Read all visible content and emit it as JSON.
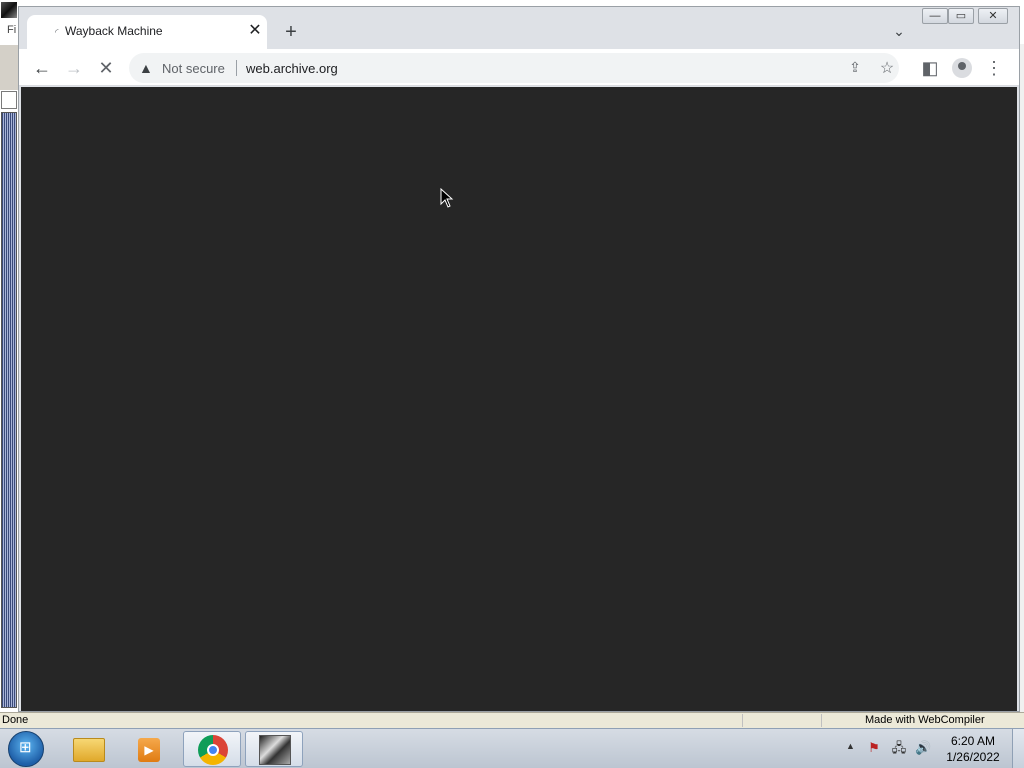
{
  "host": {
    "menu_label": "Fi",
    "status_text": "Done",
    "status_right": "Made with WebCompiler"
  },
  "browser": {
    "tab": {
      "title": "Wayback Machine",
      "close_glyph": "✕",
      "spinner_glyph": "◜"
    },
    "new_tab_glyph": "+",
    "tab_search_glyph": "⌄",
    "window_controls": {
      "minimize": "—",
      "maximize": "▭",
      "close": "✕"
    },
    "nav": {
      "back": "←",
      "forward": "→",
      "stop": "✕"
    },
    "address": {
      "warning_glyph": "▲",
      "security_label": "Not secure",
      "url": "web.archive.org"
    },
    "omni_actions": {
      "share": "⇪",
      "bookmark": "☆"
    },
    "toolbar_actions": {
      "side_panel": "◧",
      "menu": "⋮"
    },
    "page_background": "#262626"
  },
  "taskbar": {
    "start_glyph": "⊞",
    "apps": [
      "explorer",
      "media-player",
      "chrome",
      "legacy-app"
    ],
    "media_glyph": "▶",
    "tray": {
      "arrow": "▲",
      "flag": "⚑",
      "network": "🖧",
      "volume": "🔊"
    },
    "clock": {
      "time": "6:20 AM",
      "date": "1/26/2022"
    }
  }
}
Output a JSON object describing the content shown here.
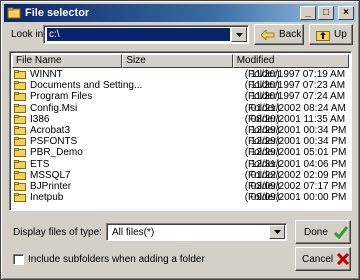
{
  "window": {
    "title": "File selector",
    "minimize": "_",
    "maximize": "□",
    "close": "×"
  },
  "toolbar": {
    "look_in_label": "Look in:",
    "look_in_value": "c:\\",
    "back_label": "Back",
    "up_label": "Up"
  },
  "list": {
    "columns": [
      "File Name",
      "Size",
      "Modified"
    ],
    "rows": [
      {
        "name": "WINNT",
        "size": "(Folder)",
        "modified": "11/20/1997 07:19 AM"
      },
      {
        "name": "Documents and Setting...",
        "size": "(Folder)",
        "modified": "11/20/1997 07:23 AM"
      },
      {
        "name": "Program Files",
        "size": "(Folder)",
        "modified": "11/20/1997 07:24 AM"
      },
      {
        "name": "Config.Msi",
        "size": "(Folder)",
        "modified": "01/21/2002 08:24 AM"
      },
      {
        "name": "I386",
        "size": "(Folder)",
        "modified": "08/20/2001 11:35 AM"
      },
      {
        "name": "Acrobat3",
        "size": "(Folder)",
        "modified": "12/29/2001 00:34 PM"
      },
      {
        "name": "PSFONTS",
        "size": "(Folder)",
        "modified": "12/29/2001 00:34 PM"
      },
      {
        "name": "PBR_Demo",
        "size": "(Folder)",
        "modified": "12/29/2001 05:01 PM"
      },
      {
        "name": "ETS",
        "size": "(Folder)",
        "modified": "12/31/2001 04:06 PM"
      },
      {
        "name": "MSSQL7",
        "size": "(Folder)",
        "modified": "01/22/2002 02:09 PM"
      },
      {
        "name": "BJPrinter",
        "size": "(Folder)",
        "modified": "03/09/2002 07:17 PM"
      },
      {
        "name": "Inetpub",
        "size": "(Folder)",
        "modified": "09/09/2001 00:00 PM"
      }
    ]
  },
  "filter": {
    "label": "Display files of type:",
    "value": "All files(*)"
  },
  "buttons": {
    "done_label": "Done",
    "cancel_label": "Cancel"
  },
  "options": {
    "subfolders_label": "Include subfolders when adding a folder",
    "subfolders_checked": false
  },
  "colors": {
    "titlebar": "#0a246a",
    "face": "#d4d0c8",
    "folder": "#f5d15a",
    "selection": "#0a246a",
    "done_check": "#2e9a2e",
    "cancel_x": "#c00000"
  }
}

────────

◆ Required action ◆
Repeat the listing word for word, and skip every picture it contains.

◆ Written reply ◆
Read all visible content and emit it as JSON.
{
  "host": {
    "menu_label": "Fi",
    "status_text": "Done",
    "status_right": "Made with WebCompiler"
  },
  "browser": {
    "tab": {
      "title": "Wayback Machine",
      "close_glyph": "✕",
      "spinner_glyph": "◜"
    },
    "new_tab_glyph": "+",
    "tab_search_glyph": "⌄",
    "window_controls": {
      "minimize": "—",
      "maximize": "▭",
      "close": "✕"
    },
    "nav": {
      "back": "←",
      "forward": "→",
      "stop": "✕"
    },
    "address": {
      "warning_glyph": "▲",
      "security_label": "Not secure",
      "url": "web.archive.org"
    },
    "omni_actions": {
      "share": "⇪",
      "bookmark": "☆"
    },
    "toolbar_actions": {
      "side_panel": "◧",
      "menu": "⋮"
    },
    "page_background": "#262626"
  },
  "taskbar": {
    "start_glyph": "⊞",
    "apps": [
      "explorer",
      "media-player",
      "chrome",
      "legacy-app"
    ],
    "media_glyph": "▶",
    "tray": {
      "arrow": "▲",
      "flag": "⚑",
      "network": "🖧",
      "volume": "🔊"
    },
    "clock": {
      "time": "6:20 AM",
      "date": "1/26/2022"
    }
  }
}
Output a JSON object describing the content shown here.
{
  "window": {
    "title": "File selector",
    "minimize": "_",
    "maximize": "□",
    "close": "×"
  },
  "toolbar": {
    "look_in_label": "Look in:",
    "look_in_value": "c:\\",
    "back_label": "Back",
    "up_label": "Up"
  },
  "list": {
    "columns": [
      "File Name",
      "Size",
      "Modified"
    ],
    "rows": [
      {
        "name": "WINNT",
        "size": "(Folder)",
        "modified": "11/20/1997 07:19 AM"
      },
      {
        "name": "Documents and Setting...",
        "size": "(Folder)",
        "modified": "11/20/1997 07:23 AM"
      },
      {
        "name": "Program Files",
        "size": "(Folder)",
        "modified": "11/20/1997 07:24 AM"
      },
      {
        "name": "Config.Msi",
        "size": "(Folder)",
        "modified": "01/21/2002 08:24 AM"
      },
      {
        "name": "I386",
        "size": "(Folder)",
        "modified": "08/20/2001 11:35 AM"
      },
      {
        "name": "Acrobat3",
        "size": "(Folder)",
        "modified": "12/29/2001 00:34 PM"
      },
      {
        "name": "PSFONTS",
        "size": "(Folder)",
        "modified": "12/29/2001 00:34 PM"
      },
      {
        "name": "PBR_Demo",
        "size": "(Folder)",
        "modified": "12/29/2001 05:01 PM"
      },
      {
        "name": "ETS",
        "size": "(Folder)",
        "modified": "12/31/2001 04:06 PM"
      },
      {
        "name": "MSSQL7",
        "size": "(Folder)",
        "modified": "01/22/2002 02:09 PM"
      },
      {
        "name": "BJPrinter",
        "size": "(Folder)",
        "modified": "03/09/2002 07:17 PM"
      },
      {
        "name": "Inetpub",
        "size": "(Folder)",
        "modified": "09/09/2001 00:00 PM"
      }
    ]
  },
  "filter": {
    "label": "Display files of type:",
    "value": "All files(*)"
  },
  "buttons": {
    "done_label": "Done",
    "cancel_label": "Cancel"
  },
  "options": {
    "subfolders_label": "Include subfolders when adding a folder",
    "subfolders_checked": false
  },
  "colors": {
    "titlebar": "#0a246a",
    "face": "#d4d0c8",
    "folder": "#f5d15a",
    "selection": "#0a246a",
    "done_check": "#2e9a2e",
    "cancel_x": "#c00000"
  }
}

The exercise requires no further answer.